What is required
Go through the data line by line. Copy each one holding the string "this".

### Records provided ###

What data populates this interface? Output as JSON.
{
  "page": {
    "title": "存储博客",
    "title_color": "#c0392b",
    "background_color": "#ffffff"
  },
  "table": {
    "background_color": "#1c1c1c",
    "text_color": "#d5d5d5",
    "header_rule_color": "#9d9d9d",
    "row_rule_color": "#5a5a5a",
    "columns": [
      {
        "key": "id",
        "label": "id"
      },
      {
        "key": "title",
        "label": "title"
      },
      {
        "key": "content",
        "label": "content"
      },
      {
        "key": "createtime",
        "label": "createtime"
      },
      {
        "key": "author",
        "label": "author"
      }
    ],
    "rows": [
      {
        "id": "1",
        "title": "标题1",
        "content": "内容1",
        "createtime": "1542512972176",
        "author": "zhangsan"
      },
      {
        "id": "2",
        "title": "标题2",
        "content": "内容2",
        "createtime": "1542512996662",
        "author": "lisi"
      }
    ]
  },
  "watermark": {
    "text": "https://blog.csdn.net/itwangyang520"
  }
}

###
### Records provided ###

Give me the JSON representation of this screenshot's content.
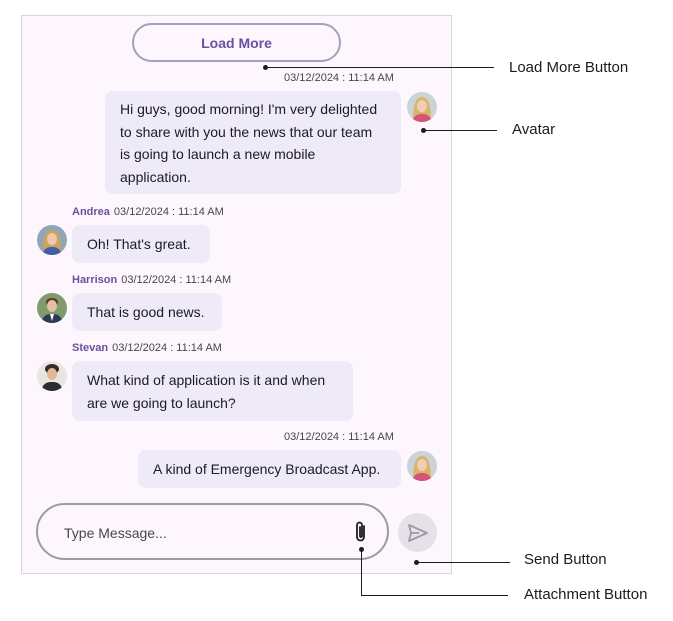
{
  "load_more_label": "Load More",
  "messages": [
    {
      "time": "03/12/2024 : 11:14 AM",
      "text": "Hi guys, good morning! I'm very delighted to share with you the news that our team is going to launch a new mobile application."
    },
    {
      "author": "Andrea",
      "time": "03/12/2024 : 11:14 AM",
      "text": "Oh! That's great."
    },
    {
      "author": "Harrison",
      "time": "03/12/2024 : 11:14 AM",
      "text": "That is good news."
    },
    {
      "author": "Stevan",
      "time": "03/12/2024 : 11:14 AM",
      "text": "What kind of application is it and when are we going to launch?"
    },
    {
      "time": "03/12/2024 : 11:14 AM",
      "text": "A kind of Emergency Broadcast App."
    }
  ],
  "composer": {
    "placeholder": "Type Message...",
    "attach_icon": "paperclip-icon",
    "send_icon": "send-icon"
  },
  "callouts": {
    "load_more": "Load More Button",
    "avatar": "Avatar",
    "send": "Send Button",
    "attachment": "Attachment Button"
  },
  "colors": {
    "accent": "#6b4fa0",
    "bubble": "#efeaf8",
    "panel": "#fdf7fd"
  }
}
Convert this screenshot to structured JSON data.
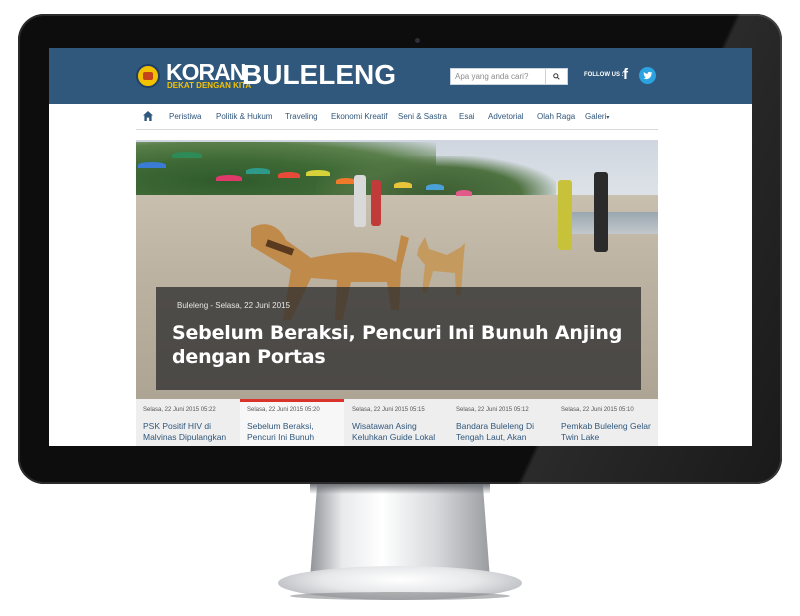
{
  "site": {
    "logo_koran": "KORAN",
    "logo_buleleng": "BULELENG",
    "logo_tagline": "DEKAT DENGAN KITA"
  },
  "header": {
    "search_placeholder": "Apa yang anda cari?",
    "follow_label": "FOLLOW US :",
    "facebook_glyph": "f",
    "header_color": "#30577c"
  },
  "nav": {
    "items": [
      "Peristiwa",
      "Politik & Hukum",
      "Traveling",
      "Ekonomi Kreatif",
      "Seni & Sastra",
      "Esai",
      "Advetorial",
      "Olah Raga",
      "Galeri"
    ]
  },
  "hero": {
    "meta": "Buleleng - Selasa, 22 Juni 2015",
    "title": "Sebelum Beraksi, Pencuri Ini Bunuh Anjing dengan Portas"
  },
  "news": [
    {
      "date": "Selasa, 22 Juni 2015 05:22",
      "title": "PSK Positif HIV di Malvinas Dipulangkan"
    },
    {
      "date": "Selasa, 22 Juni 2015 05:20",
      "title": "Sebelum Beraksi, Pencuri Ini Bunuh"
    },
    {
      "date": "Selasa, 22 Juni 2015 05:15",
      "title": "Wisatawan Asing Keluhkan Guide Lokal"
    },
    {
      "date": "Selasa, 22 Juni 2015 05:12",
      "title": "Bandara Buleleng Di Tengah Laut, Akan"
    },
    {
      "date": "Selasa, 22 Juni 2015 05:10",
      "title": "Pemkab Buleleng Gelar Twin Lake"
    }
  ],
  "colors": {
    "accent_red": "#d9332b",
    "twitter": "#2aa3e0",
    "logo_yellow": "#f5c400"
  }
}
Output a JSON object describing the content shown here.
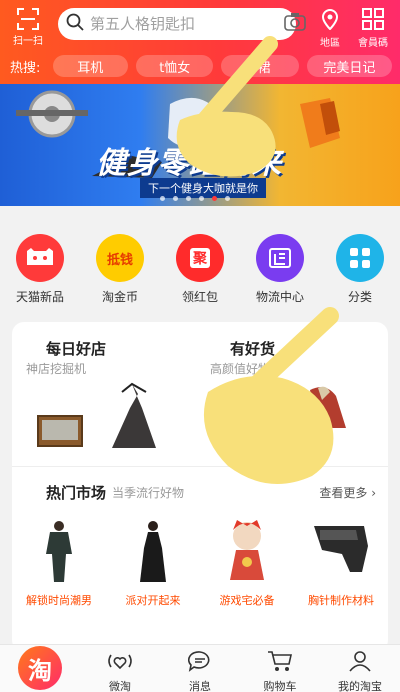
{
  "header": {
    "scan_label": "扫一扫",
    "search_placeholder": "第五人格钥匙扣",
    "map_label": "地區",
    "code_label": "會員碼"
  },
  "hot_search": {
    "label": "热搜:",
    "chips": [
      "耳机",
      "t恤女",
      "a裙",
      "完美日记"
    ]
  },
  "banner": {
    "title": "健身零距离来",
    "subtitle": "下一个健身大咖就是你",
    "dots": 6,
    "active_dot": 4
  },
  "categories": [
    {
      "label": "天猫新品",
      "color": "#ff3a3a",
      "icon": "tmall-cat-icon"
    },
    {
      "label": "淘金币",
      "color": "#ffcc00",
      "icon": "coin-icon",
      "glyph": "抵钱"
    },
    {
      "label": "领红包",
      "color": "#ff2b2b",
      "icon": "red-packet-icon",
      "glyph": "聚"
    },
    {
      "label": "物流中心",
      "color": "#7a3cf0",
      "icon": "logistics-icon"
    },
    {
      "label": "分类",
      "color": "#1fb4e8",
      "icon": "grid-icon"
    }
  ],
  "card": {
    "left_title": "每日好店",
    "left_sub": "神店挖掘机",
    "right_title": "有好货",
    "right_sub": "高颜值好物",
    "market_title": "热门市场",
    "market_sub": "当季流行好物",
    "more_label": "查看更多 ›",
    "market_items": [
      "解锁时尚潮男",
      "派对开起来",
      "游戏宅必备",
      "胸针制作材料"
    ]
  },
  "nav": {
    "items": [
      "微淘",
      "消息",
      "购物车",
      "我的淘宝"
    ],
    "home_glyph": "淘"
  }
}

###

Worked solution
What data populates this interface? Output as JSON.
Give me the JSON representation of this screenshot's content.
Convert this screenshot to structured JSON data.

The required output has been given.